I live and work in rural Maine. Until recently, multicultural issues have felt remote. The student population at our K-8 school is 98-99% Caucasian. In my classroom I teach my students to empathize with each other, to speak and act respectfully, to persevere, to be friendly even if you can’t be friends. But they are a highly homogenous group. I now recognize that I have missed literacy-based opportunities to help them understand that respect, courtesy and empathy need to stretch across lines of culture, race, religion, etc. I’ve done some work to introduce diverse books to my students, but to be honest, I’m ashamed to say this hasn’t been a priority. In my ignorance I thought these aren’t issues that are relevant to my students right now. They aren’t issues that are in their daily lives. So, I’ve paid lip service to this need and I’m not proud of this. Given recent world events and my growing understanding, I now know that my rural Maine students need these experiences more than others, not less.
At ILA16 Pernille Ripp shared data from a PEW Research Center survey that found that 28% of adults had not read a book in the past 12 months. She went on to say, “When we talk about creating empathetic human beings and wonder why our world is broken…I think it has something to do with that 28%.” Then she added the zinger. “Our literacy decisions create those adults.” The responsibilities of being a teacher have never felt weightier. Yet with that responsibility comes a glimmer of hope. Maybe there is something I can do to light up the dark corners of this world. Perhaps my battlefield is in the classroom and my weapons are books.
So, I look into my own mirror and ask myself, if not now, when? And if not me, who? As a teacher, I can and should provide students with windows to the world around them. (In general, mirror books are readily available for my students.) I have a heightened obligation to put diverse books into my students’ hands–to show them other perspectives, other cultures, and to teach them to value all human life and experience–and to ensure that these window books show multiple views and don’t tell a single story. Because for the most part my students aren’t going to encounter these differences in their daily lives. It’s easy to fear that which is unknown and too often these days we see and hear people using violent and frightening language and suggesting closing the doors (and our hearts and minds) against those who are “other.”
I want to arm my students with the tools they need to thrive in this world and to spread seeds of kindness, not hatred. To seek empathy even when the distance and differences seem overwhelming. To use the tools of literacy to stretch their minds and learn about others.

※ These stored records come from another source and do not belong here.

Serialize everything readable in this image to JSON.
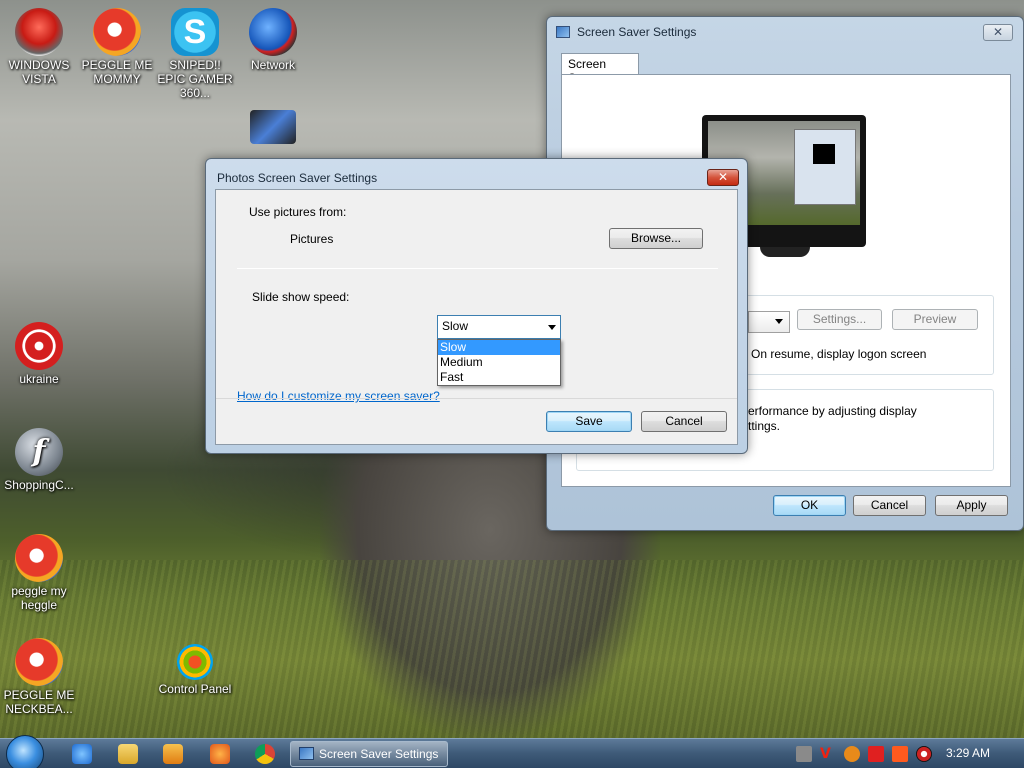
{
  "desktop": {
    "icons": [
      {
        "label": "WINDOWS VISTA",
        "icon": "vista-icon"
      },
      {
        "label": "PEGGLE ME MOMMY",
        "icon": "peggle-icon"
      },
      {
        "label": "SNIPED!! EPIC GAMER 360...",
        "icon": "skype-icon"
      },
      {
        "label": "Network",
        "icon": "network-icon"
      },
      {
        "label": "ukraine",
        "icon": "radiation-icon"
      },
      {
        "label": "ShoppingC...",
        "icon": "flash-icon"
      },
      {
        "label": "peggle my heggle",
        "icon": "peggle-icon"
      },
      {
        "label": "PEGGLE ME NECKBEA...",
        "icon": "peggle-icon"
      },
      {
        "label": "Control Panel",
        "icon": "control-panel-icon"
      }
    ]
  },
  "screen_saver_window": {
    "title": "Screen Saver Settings",
    "tab": "Screen Saver",
    "settings_button": "Settings...",
    "preview_button": "Preview",
    "resume_text": "On resume, display logon screen",
    "power_text_line1": "erformance by adjusting display",
    "power_text_line2": "ttings.",
    "ok_button": "OK",
    "cancel_button": "Cancel",
    "apply_button": "Apply"
  },
  "photos_dialog": {
    "title": "Photos Screen Saver Settings",
    "use_pictures_label": "Use pictures from:",
    "pictures_value": "Pictures",
    "browse_button": "Browse...",
    "speed_label": "Slide show speed:",
    "speed_selected": "Slow",
    "speed_options": [
      "Slow",
      "Medium",
      "Fast"
    ],
    "help_link": "How do I customize my screen saver?",
    "save_button": "Save",
    "cancel_button": "Cancel"
  },
  "taskbar": {
    "active_window": "Screen Saver Settings",
    "clock": "3:29 AM"
  }
}
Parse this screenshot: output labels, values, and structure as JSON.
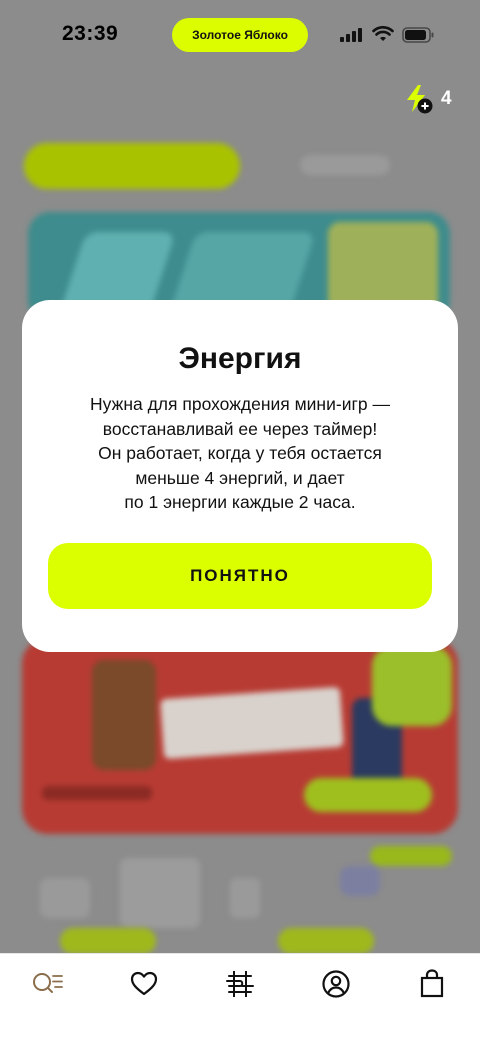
{
  "status_bar": {
    "time": "23:39",
    "island_label": "Золотое Яблоко",
    "icons": [
      "signal-icon",
      "wifi-icon",
      "battery-icon"
    ]
  },
  "energy": {
    "icon": "bolt-plus-icon",
    "count": "4",
    "accent": "#dcff00"
  },
  "modal": {
    "title": "Энергия",
    "body_lines": [
      "Нужна для прохождения мини-игр —",
      "восстанавливай ее через таймер!",
      "Он работает, когда у тебя остается",
      "меньше 4 энергий, и дает",
      "по 1 энергии каждые 2 часа."
    ],
    "button_label": "ПОНЯТНО",
    "button_color": "#dcff00"
  },
  "tabbar": {
    "items": [
      {
        "icon": "search-icon",
        "name": "tab-search"
      },
      {
        "icon": "heart-icon",
        "name": "tab-favorites"
      },
      {
        "icon": "catalog-icon",
        "name": "tab-catalog"
      },
      {
        "icon": "profile-icon",
        "name": "tab-profile"
      },
      {
        "icon": "bag-icon",
        "name": "tab-cart"
      }
    ],
    "active_color": "#8a6d4a"
  }
}
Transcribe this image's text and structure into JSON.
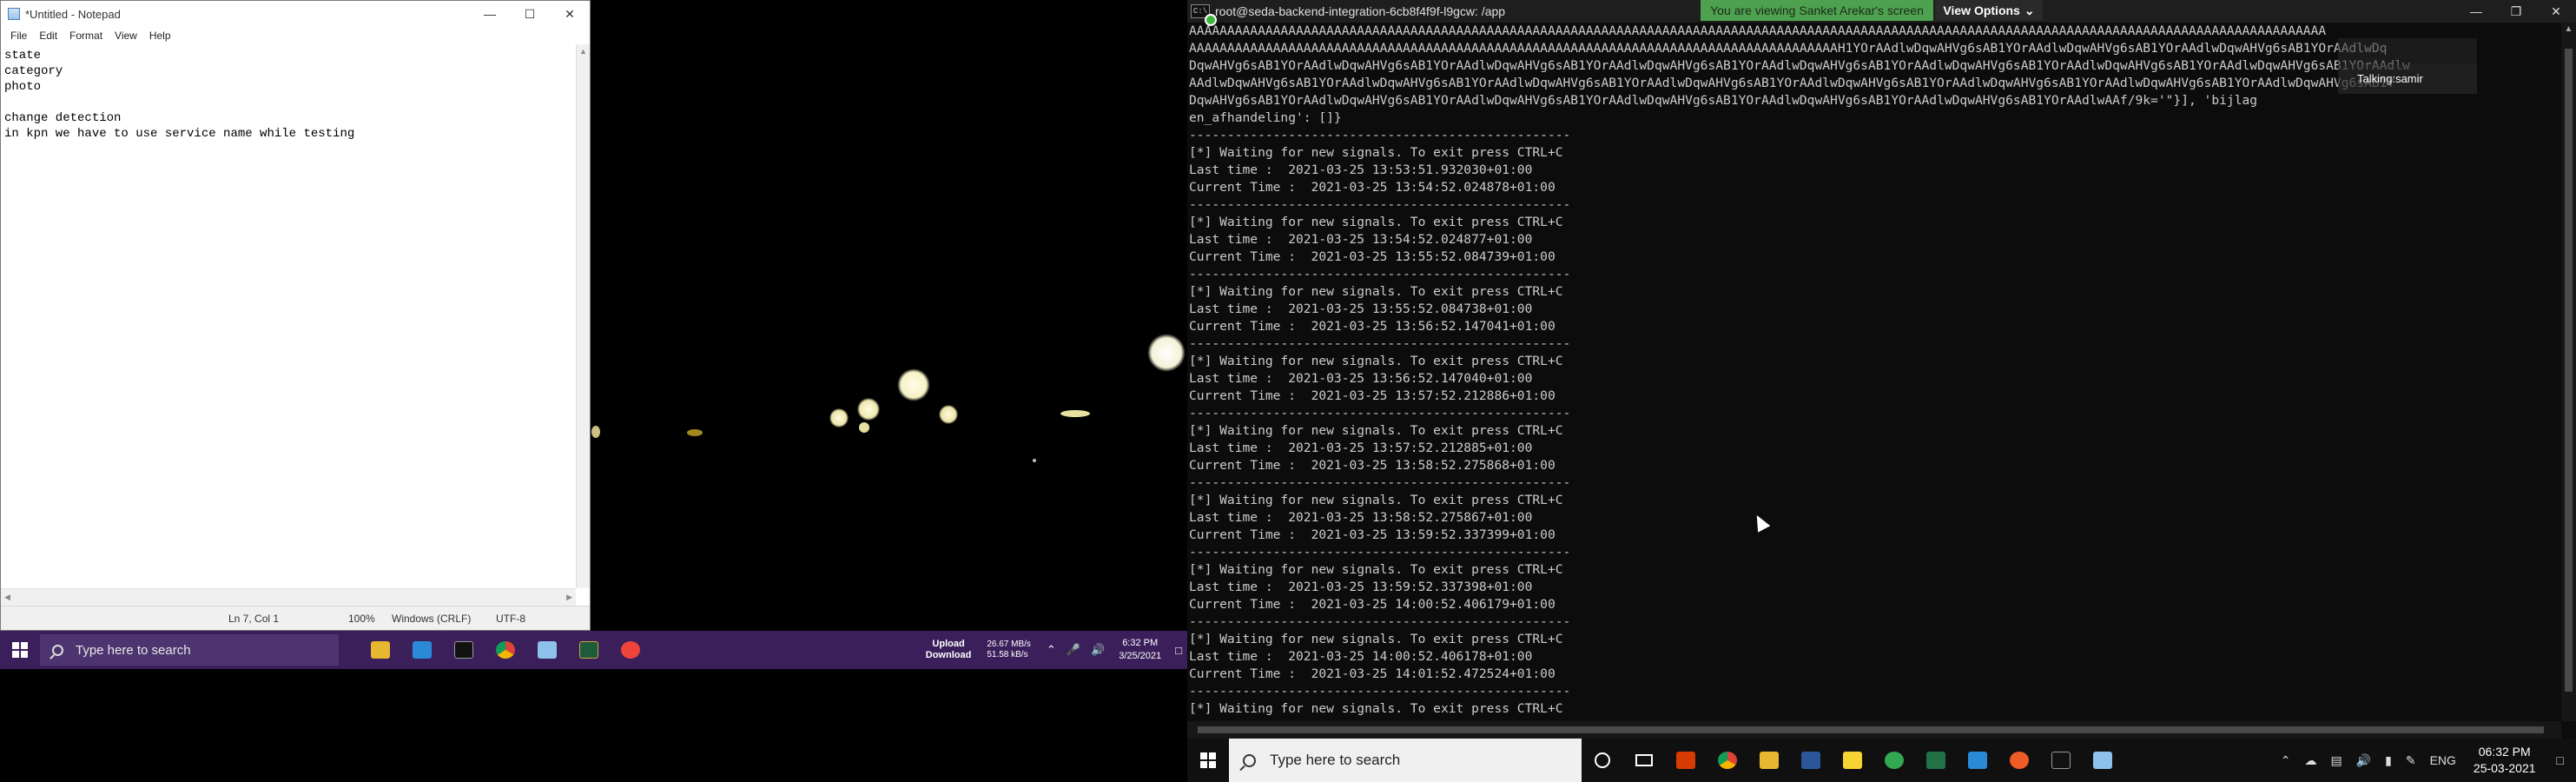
{
  "left": {
    "notepad": {
      "title": "*Untitled - Notepad",
      "menu": [
        "File",
        "Edit",
        "Format",
        "View",
        "Help"
      ],
      "content": "state\ncategory\nphoto\n\nchange detection\nin kpn we have to use service name while testing",
      "status": {
        "position": "Ln 7, Col 1",
        "zoom": "100%",
        "line_ending": "Windows (CRLF)",
        "encoding": "UTF-8"
      }
    },
    "taskbar": {
      "search_placeholder": "Type here to search",
      "upload_label": "Upload",
      "download_label": "Download",
      "upload_speed": "26.67 MB/s",
      "download_speed": "51.58 kB/s",
      "time": "6:32 PM",
      "date": "3/25/2021",
      "pinned": [
        "file-explorer",
        "vscode",
        "terminal",
        "chrome",
        "notepad",
        "app",
        "anydesk"
      ],
      "colors": {
        "background": "#3a1f5a"
      }
    }
  },
  "right": {
    "terminal": {
      "title": "root@seda-backend-integration-6cb8f4f9f-l9gcw: /app",
      "share_banner": "You are viewing Sanket Arekar's screen",
      "view_options": "View Options",
      "talking_label": "Talking:samir",
      "lines": [
        "AAAAAAAAAAAAAAAAAAAAAAAAAAAAAAAAAAAAAAAAAAAAAAAAAAAAAAAAAAAAAAAAAAAAAAAAAAAAAAAAAAAAAAAAAAAAAAAAAAAAAAAAAAAAAAAAAAAAAAAAAAAAAAAAAAAAAAAAAAAAAAAAAAAAA",
        "AAAAAAAAAAAAAAAAAAAAAAAAAAAAAAAAAAAAAAAAAAAAAAAAAAAAAAAAAAAAAAAAAAAAAAAAAAAAAAAAAAAAAH1YOrAAdlwDqwAHVg6sAB1YOrAAdlwDqwAHVg6sAB1YOrAAdlwDqwAHVg6sAB1YOrAAdlwDq",
        "DqwAHVg6sAB1YOrAAdlwDqwAHVg6sAB1YOrAAdlwDqwAHVg6sAB1YOrAAdlwDqwAHVg6sAB1YOrAAdlwDqwAHVg6sAB1YOrAAdlwDqwAHVg6sAB1YOrAAdlwDqwAHVg6sAB1YOrAAdlwDqwAHVg6sAB1YOrAAdlw",
        "AAdlwDqwAHVg6sAB1YOrAAdlwDqwAHVg6sAB1YOrAAdlwDqwAHVg6sAB1YOrAAdlwDqwAHVg6sAB1YOrAAdlwDqwAHVg6sAB1YOrAAdlwDqwAHVg6sAB1YOrAAdlwDqwAHVg6sAB1YOrAAdlwDqwAHVg6sAB1Y",
        "DqwAHVg6sAB1YOrAAdlwDqwAHVg6sAB1YOrAAdlwDqwAHVg6sAB1YOrAAdlwDqwAHVg6sAB1YOrAAdlwDqwAHVg6sAB1YOrAAdlwDqwAHVg6sAB1YOrAAdlwAAf/9k='\"}], 'bijlag",
        "en_afhandeling': []}",
        "--------------------------------------------------",
        "[*] Waiting for new signals. To exit press CTRL+C",
        "Last time :  2021-03-25 13:53:51.932030+01:00",
        "Current Time :  2021-03-25 13:54:52.024878+01:00",
        "--------------------------------------------------",
        "[*] Waiting for new signals. To exit press CTRL+C",
        "Last time :  2021-03-25 13:54:52.024877+01:00",
        "Current Time :  2021-03-25 13:55:52.084739+01:00",
        "--------------------------------------------------",
        "[*] Waiting for new signals. To exit press CTRL+C",
        "Last time :  2021-03-25 13:55:52.084738+01:00",
        "Current Time :  2021-03-25 13:56:52.147041+01:00",
        "--------------------------------------------------",
        "[*] Waiting for new signals. To exit press CTRL+C",
        "Last time :  2021-03-25 13:56:52.147040+01:00",
        "Current Time :  2021-03-25 13:57:52.212886+01:00",
        "--------------------------------------------------",
        "[*] Waiting for new signals. To exit press CTRL+C",
        "Last time :  2021-03-25 13:57:52.212885+01:00",
        "Current Time :  2021-03-25 13:58:52.275868+01:00",
        "--------------------------------------------------",
        "[*] Waiting for new signals. To exit press CTRL+C",
        "Last time :  2021-03-25 13:58:52.275867+01:00",
        "Current Time :  2021-03-25 13:59:52.337399+01:00",
        "--------------------------------------------------",
        "[*] Waiting for new signals. To exit press CTRL+C",
        "Last time :  2021-03-25 13:59:52.337398+01:00",
        "Current Time :  2021-03-25 14:00:52.406179+01:00",
        "--------------------------------------------------",
        "[*] Waiting for new signals. To exit press CTRL+C",
        "Last time :  2021-03-25 14:00:52.406178+01:00",
        "Current Time :  2021-03-25 14:01:52.472524+01:00",
        "--------------------------------------------------",
        "[*] Waiting for new signals. To exit press CTRL+C"
      ]
    },
    "taskbar": {
      "search_placeholder": "Type here to search",
      "language": "ENG",
      "time": "06:32 PM",
      "date": "25-03-2021",
      "pinned": [
        "cortana",
        "task-view",
        "office",
        "chrome",
        "file-explorer",
        "word",
        "sticky-notes",
        "hub",
        "excel",
        "vscode",
        "postman",
        "terminal",
        "app"
      ],
      "colors": {
        "background": "#101010",
        "banner": "#4ea14e"
      }
    }
  }
}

To embrace differences and to recognize that if we focus only on the differences, we miss the opportunities to connect at a more fundamental level. For underneath it all, isn’t a critical outcome of celebrating and exploring multiple worlds and world views the recognition of how similar we all really are?